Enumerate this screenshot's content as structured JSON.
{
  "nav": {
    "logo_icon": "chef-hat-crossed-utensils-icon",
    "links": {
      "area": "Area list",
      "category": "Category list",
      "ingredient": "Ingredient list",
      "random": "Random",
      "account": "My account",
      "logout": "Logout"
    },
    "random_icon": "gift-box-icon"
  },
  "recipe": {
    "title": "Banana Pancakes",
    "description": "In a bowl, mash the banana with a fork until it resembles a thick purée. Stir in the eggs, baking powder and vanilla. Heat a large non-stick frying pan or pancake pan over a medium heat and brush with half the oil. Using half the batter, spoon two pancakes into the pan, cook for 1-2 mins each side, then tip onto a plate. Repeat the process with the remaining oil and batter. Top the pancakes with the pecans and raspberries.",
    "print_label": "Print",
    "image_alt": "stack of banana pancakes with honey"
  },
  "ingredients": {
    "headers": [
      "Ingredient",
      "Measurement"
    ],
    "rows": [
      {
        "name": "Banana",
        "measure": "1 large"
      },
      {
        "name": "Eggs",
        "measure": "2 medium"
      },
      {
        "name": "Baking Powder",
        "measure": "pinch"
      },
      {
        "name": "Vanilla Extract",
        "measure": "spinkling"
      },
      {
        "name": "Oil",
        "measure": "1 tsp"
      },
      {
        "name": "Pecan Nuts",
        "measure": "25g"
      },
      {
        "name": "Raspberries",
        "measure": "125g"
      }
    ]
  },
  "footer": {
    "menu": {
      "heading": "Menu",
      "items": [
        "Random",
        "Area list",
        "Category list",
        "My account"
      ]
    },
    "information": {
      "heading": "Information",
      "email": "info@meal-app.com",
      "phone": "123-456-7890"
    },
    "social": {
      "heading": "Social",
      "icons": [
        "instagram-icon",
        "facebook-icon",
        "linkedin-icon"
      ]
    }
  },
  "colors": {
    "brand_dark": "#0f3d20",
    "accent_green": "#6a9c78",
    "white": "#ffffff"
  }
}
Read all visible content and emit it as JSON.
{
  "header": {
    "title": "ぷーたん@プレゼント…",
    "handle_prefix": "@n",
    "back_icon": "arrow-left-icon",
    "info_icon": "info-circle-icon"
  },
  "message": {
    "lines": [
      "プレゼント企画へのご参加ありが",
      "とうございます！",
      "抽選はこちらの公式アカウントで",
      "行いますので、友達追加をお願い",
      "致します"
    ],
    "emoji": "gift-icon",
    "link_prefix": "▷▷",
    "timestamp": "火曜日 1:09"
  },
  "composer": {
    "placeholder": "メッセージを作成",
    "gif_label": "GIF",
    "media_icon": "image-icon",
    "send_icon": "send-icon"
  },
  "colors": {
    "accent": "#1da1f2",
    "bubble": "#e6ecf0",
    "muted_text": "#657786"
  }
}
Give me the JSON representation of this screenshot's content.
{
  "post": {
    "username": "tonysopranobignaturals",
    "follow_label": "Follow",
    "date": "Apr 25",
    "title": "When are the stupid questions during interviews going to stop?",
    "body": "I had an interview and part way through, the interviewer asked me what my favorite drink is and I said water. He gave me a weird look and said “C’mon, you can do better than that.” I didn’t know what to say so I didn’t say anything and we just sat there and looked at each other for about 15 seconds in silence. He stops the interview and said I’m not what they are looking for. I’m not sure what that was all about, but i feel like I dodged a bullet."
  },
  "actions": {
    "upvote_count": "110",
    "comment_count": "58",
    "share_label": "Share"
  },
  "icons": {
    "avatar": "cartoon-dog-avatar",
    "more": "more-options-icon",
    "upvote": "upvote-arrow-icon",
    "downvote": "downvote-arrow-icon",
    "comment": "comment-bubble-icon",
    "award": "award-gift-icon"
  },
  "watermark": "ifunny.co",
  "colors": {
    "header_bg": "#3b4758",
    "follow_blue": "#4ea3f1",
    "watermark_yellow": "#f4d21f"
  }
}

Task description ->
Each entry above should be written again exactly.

Result for this exercise ->
Enumerate this screenshot's content as structured JSON.
{
  "nav": {
    "logo_icon": "chef-hat-crossed-utensils-icon",
    "links": {
      "area": "Area list",
      "category": "Category list",
      "ingredient": "Ingredient list",
      "random": "Random",
      "account": "My account",
      "logout": "Logout"
    },
    "random_icon": "gift-box-icon"
  },
  "recipe": {
    "title": "Banana Pancakes",
    "description": "In a bowl, mash the banana with a fork until it resembles a thick purée. Stir in the eggs, baking powder and vanilla. Heat a large non-stick frying pan or pancake pan over a medium heat and brush with half the oil. Using half the batter, spoon two pancakes into the pan, cook for 1-2 mins each side, then tip onto a plate. Repeat the process with the remaining oil and batter. Top the pancakes with the pecans and raspberries.",
    "print_label": "Print",
    "image_alt": "stack of banana pancakes with honey"
  },
  "ingredients": {
    "headers": [
      "Ingredient",
      "Measurement"
    ],
    "rows": [
      {
        "name": "Banana",
        "measure": "1 large"
      },
      {
        "name": "Eggs",
        "measure": "2 medium"
      },
      {
        "name": "Baking Powder",
        "measure": "pinch"
      },
      {
        "name": "Vanilla Extract",
        "measure": "spinkling"
      },
      {
        "name": "Oil",
        "measure": "1 tsp"
      },
      {
        "name": "Pecan Nuts",
        "measure": "25g"
      },
      {
        "name": "Raspberries",
        "measure": "125g"
      }
    ]
  },
  "footer": {
    "menu": {
      "heading": "Menu",
      "items": [
        "Random",
        "Area list",
        "Category list",
        "My account"
      ]
    },
    "information": {
      "heading": "Information",
      "email": "info@meal-app.com",
      "phone": "123-456-7890"
    },
    "social": {
      "heading": "Social",
      "icons": [
        "instagram-icon",
        "facebook-icon",
        "linkedin-icon"
      ]
    }
  },
  "colors": {
    "brand_dark": "#0f3d20",
    "accent_green": "#6a9c78",
    "white": "#ffffff"
  }
}
Read all visible content and emit it as JSON.
{
  "header": {
    "title": "ぷーたん@プレゼント…",
    "handle_prefix": "@n",
    "back_icon": "arrow-left-icon",
    "info_icon": "info-circle-icon"
  },
  "message": {
    "lines": [
      "プレゼント企画へのご参加ありが",
      "とうございます！",
      "抽選はこちらの公式アカウントで",
      "行いますので、友達追加をお願い",
      "致します"
    ],
    "emoji": "gift-icon",
    "link_prefix": "▷▷",
    "timestamp": "火曜日 1:09"
  },
  "composer": {
    "placeholder": "メッセージを作成",
    "gif_label": "GIF",
    "media_icon": "image-icon",
    "send_icon": "send-icon"
  },
  "colors": {
    "accent": "#1da1f2",
    "bubble": "#e6ecf0",
    "muted_text": "#657786"
  }
}
Give me the JSON representation of this screenshot's content.
{
  "post": {
    "username": "tonysopranobignaturals",
    "follow_label": "Follow",
    "date": "Apr 25",
    "title": "When are the stupid questions during interviews going to stop?",
    "body": "I had an interview and part way through, the interviewer asked me what my favorite drink is and I said water. He gave me a weird look and said “C’mon, you can do better than that.” I didn’t know what to say so I didn’t say anything and we just sat there and looked at each other for about 15 seconds in silence. He stops the interview and said I’m not what they are looking for. I’m not sure what that was all about, but i feel like I dodged a bullet."
  },
  "actions": {
    "upvote_count": "110",
    "comment_count": "58",
    "share_label": "Share"
  },
  "icons": {
    "avatar": "cartoon-dog-avatar",
    "more": "more-options-icon",
    "upvote": "upvote-arrow-icon",
    "downvote": "downvote-arrow-icon",
    "comment": "comment-bubble-icon",
    "award": "award-gift-icon"
  },
  "watermark": "ifunny.co",
  "colors": {
    "header_bg": "#3b4758",
    "follow_blue": "#4ea3f1",
    "watermark_yellow": "#f4d21f"
  }
}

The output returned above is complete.